If any level 1 affiliates recruit new affiliates, they are placed on level 2 of the original affiliate’s unilevel team.
If any level 2 affiliates recruit new affiliates, they are placed on level 3 and so on and so forth down a theoretical infinite number of levels.
Instant Recall caps payable unilevel team levels at four.
Recruitment commissions are paid out of subscription fees paid across these four levels as follows:
- level 1 (personally recruited affiliates) and level 2 – $1 per recruited affiliate paying monthly subscription fees
- levels 3 and 4 – 50 cents per recruited affiliate paying monthly subscription fees
Joining Instant Recall
Instant Recall affiliate membership is $3.99 a month.
Instant Recall Conclusion
Your first major red flag is Instant Recall failing to disclose their MLM opportunity anywhere on their website.
Instead you get a deceptive marketing pitch for a recall memory app. To be clear: the app very much exists. But it’s a effectively a trojan horse for a pyramid scheme.

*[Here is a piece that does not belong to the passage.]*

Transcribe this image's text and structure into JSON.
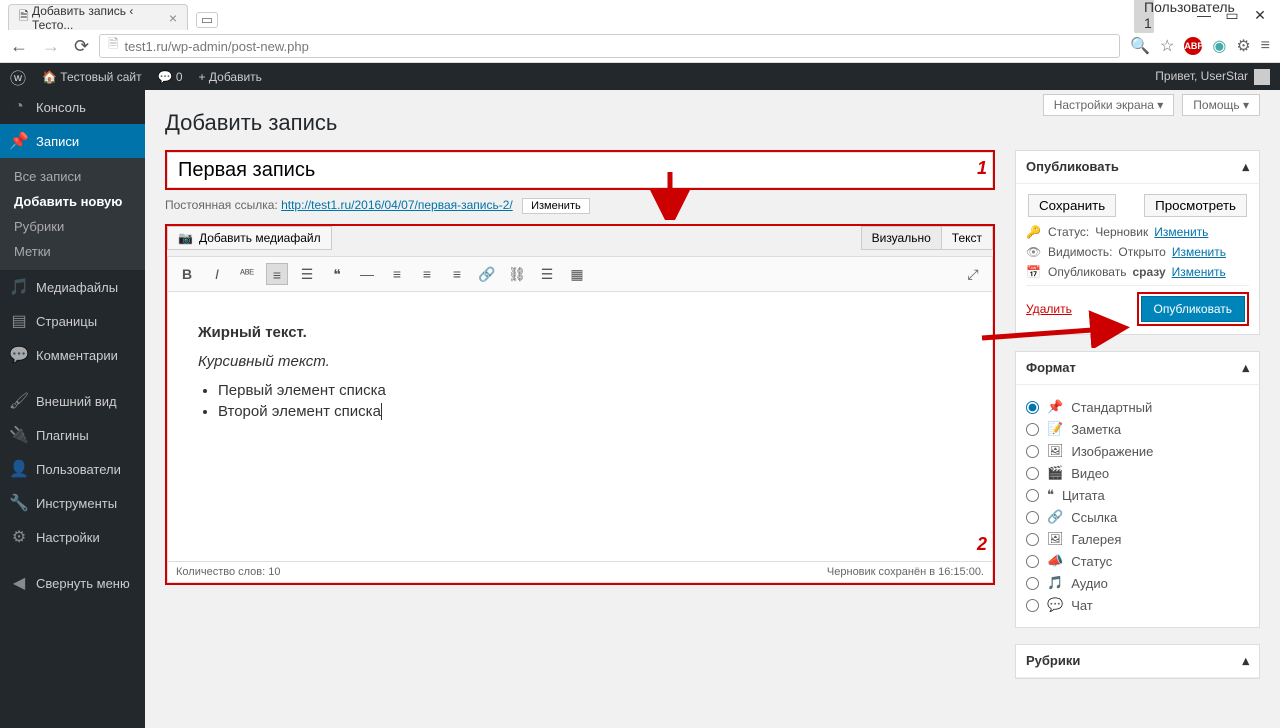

In Instant Recall nothing is being marketed and/or sold to retail customers. You sign up as an affiliate for $3.99 a month and get paid to recruit others who do the same.
Textbook pyramid scheme.

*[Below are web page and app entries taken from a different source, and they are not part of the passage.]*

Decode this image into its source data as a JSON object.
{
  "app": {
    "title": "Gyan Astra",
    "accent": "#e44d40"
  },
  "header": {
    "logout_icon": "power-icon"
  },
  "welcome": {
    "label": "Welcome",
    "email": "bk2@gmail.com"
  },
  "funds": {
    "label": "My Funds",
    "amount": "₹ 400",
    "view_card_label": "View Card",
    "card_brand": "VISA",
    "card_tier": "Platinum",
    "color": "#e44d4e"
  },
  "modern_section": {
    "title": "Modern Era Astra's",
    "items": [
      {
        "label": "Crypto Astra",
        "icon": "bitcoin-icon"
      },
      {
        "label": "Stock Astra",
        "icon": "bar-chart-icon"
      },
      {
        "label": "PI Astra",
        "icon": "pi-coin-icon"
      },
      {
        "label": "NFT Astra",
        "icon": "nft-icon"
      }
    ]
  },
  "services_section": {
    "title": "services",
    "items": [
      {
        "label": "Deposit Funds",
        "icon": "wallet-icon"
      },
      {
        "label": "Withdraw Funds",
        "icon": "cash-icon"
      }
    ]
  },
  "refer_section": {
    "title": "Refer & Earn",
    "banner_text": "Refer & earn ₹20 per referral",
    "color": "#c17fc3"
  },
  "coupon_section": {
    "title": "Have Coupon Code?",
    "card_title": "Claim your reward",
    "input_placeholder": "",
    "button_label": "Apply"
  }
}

The ruse behind Instant Recall’s pyramid scheme is selling of geolocation data.
Instant Recall’s affiliates represent, through the app, that Schneider is selling user’s location data. Whether he is or he isn’t, it’s pretty obvious commissions are coming out of affiliate membership fees – or why charge them at all?
In an attempt to legitimize fraud, Instant Recall donates a percentage of collected fees to charity – which affiliates exploit in their marketing pitches.
Donating to charity does not legalize the running of a pyramid scheme.
Running a pyramid scheme, deceptive marketing, making misleading income claims and failing to make appropriate disclosures to consumers are all violations of the FTC Act.
As for Instant Recall the MLM opportunity, like any pyramid scheme that’ll collapse when recruitment inevitably dies out.
The math behind MLM pyramid schemes guarantees the majority of participants lose money.
Update 9th March 2023 – Paul Schneider has been in touch to provide clarification on the flow of money within Instant Recall.
Schneider claims Instant Recall pays Google $7 a month for access to their “mapping API”.
Instant Recall affiliates purportedly contribute $3.99 a month towards this, with the rest covered by revenue generated on the sale of collected data.
When I pressed Schneider on who Instant Recall is selling mapping data to, he cited Narrative, Foursquare and Habr.
The representation is that revenue generated by selling data to these companies, covers the remaining $3.01 paid to Google each month, Instant Recall commissions and business overhead.
I remain doubtful but that’s what Schneider claims.
With respect to Instant Recall operating as a pyramid scheme, it remains a concern if the majority of paid Instant Recall app users are also affiliates.
Paul Schneider and his main promoters have private recruiting videos that claim that the $3.99 is not charged by the company but it is required by and paid to Google because of the expense’s associated with the accumulation and sales of data. The truth?
Google as in Google’s App Store? They don’t have anything to do with data collection. And even if they did, that’d be a cost to the business, not the end-user.
What’s worse than getting nothing and having your data harvested? Paying someone to harvest your data.
Fees collected are being used to fund Instant Recall’s compensation plan. Note the commissions don’t exceed the $3.99 monthly fee.
Got it. Thanks!
I wanted to try their withdrawal and if the withdrawal is not possible , that means that the site is a complete scam site.
Instant Recall is a scam because of its business model. Whether you get paid in a pyramid scheme is irrespective of it being a scam.
The sooner you realize this, the sooner you stop getting scammed.
Review updated with input from Paul Schneider into Instant Recall’s revenue generation.